Ultimately the Nexus program isn’t about making everyone satisfied, it’s about creating solid reference devices that pave the way for the current and future direction of Android, and in that endeavor, the new Nexus devices succeed.
With a greater push towards mass carrier availability, we are all more than curious as to what sacrifices folks who buy the phone through a carrier will forced to make
In addition to introducing a new ‘phablet’ size, the Google Nexus 6 also has the distinction of being the most ‘carrier friendly’ Nexus to date. While the Galaxy Nexus supported nearly every major carrier (including Verizon), the Nexus 4 and Nexus 5 saw much more limited releases among US carriers. In contrast, the Nexus 6 will be sold through all four major carriers (Verizon, AT&T, Sprint and T-Mobile), as well as US Cellular.
With a greater push towards mass carrier availability, we are all more than curious as to what sacrifices folks who buy the phone through a carrier will forced to make — if any. So far we’ve seen stuff like carrier branding from AT&T, as well as SIM-locking and a few other dubious moves. But what about carrier updates? A new update to the support page of the Nexus/GPE device software update policies isn’t too encouraging at first look:
Once an update is available, it can take up to two weeks for it to reach your device. Based on your carrier, it may take longer than two weeks after release to get an update.

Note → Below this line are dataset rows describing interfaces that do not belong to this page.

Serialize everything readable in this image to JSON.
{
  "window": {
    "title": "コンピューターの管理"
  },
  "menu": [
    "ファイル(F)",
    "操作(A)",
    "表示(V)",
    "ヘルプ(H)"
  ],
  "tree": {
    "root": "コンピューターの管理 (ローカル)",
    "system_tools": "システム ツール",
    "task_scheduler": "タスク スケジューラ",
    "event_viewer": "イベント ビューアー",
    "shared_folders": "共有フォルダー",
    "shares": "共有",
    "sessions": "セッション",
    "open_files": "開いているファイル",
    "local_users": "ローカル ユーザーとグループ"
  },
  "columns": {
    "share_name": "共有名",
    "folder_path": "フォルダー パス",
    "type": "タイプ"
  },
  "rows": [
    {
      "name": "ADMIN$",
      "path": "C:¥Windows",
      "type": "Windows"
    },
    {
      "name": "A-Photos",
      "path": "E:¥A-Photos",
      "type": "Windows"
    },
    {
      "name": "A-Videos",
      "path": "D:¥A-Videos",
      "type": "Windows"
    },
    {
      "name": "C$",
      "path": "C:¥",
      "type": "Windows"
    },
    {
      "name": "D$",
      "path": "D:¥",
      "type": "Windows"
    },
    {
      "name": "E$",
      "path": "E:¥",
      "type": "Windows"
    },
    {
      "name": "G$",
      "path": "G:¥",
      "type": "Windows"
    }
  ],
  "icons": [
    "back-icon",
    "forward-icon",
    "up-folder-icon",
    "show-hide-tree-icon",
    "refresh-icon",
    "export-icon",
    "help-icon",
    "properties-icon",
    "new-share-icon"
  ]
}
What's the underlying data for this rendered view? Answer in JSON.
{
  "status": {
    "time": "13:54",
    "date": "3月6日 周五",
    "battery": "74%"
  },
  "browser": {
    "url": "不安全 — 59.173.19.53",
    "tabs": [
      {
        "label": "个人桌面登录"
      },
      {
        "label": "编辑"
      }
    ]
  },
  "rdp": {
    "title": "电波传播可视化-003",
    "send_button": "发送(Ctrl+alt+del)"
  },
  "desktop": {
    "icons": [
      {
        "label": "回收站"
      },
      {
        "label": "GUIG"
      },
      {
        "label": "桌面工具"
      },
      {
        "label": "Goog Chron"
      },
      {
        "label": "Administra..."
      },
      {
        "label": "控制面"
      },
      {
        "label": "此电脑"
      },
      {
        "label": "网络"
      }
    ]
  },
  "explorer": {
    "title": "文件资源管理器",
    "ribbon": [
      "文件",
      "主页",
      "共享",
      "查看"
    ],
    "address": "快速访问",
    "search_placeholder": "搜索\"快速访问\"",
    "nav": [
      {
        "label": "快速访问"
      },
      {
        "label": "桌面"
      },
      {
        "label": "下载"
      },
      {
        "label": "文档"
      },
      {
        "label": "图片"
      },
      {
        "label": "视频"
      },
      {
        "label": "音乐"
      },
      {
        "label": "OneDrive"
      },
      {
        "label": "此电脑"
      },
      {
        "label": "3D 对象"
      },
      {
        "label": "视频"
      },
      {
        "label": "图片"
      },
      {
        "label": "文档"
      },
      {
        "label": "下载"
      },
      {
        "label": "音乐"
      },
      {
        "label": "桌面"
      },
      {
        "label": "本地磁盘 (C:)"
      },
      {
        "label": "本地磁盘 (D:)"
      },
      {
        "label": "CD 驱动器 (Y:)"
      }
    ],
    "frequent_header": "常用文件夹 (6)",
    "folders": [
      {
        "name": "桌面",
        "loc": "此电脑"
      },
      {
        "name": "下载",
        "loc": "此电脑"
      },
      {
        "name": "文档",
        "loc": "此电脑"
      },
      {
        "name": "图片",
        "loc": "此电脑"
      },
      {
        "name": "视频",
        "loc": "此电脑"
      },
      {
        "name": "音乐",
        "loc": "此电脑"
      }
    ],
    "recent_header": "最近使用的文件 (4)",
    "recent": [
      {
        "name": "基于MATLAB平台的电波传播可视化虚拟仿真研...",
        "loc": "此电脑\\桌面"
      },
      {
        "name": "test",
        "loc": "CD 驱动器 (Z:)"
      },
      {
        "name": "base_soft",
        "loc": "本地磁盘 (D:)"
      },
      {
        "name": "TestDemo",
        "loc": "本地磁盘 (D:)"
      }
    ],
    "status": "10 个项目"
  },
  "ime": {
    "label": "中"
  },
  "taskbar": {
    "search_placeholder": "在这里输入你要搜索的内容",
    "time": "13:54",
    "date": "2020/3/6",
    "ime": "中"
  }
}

It’s unclear what this change in language means, but we have a feeling Google is just being cautious. After all, they’ve been burnt by carriers before and may just be covering their tracks in the event a carrier drags its feet on approving an update (whether to do carrier apps not working right, or otherwise) and it results in a delay. It doesn’t necessarily mean we should expect carrier updates to Nexus devices to always take longer.
The good news is that Google has seemingly learned from past dealings with carriers
The good news is that Google has seemingly learned from past dealings with carriers and so even if Verizon, AT&T or another carrier is slow to update their software, it will still be easy for folks to manually update their Nexus 6 and Nexus 9 LTE through OTA links, factory images and the like. After all a Nexus 6 or Nexus 9 LTE is the same (firmware wise) regardless of what network its built for or what carrier branding it possesses.
Before you get up at arms, it’s also important to remember that getting a Nexus 6 through a carrier is just one option and not the only one. If the possibility of getting an update delayed due to carrier meddling absolutely is a deal breaker for you, simply pick up the unlocked Nexus 6 and you should be good to go. What do you think of this latest change, just Google being cautious? Furthermore, are you happy to see Google pushing its Nexus phone to more carriers? Let us know what you think in the comments.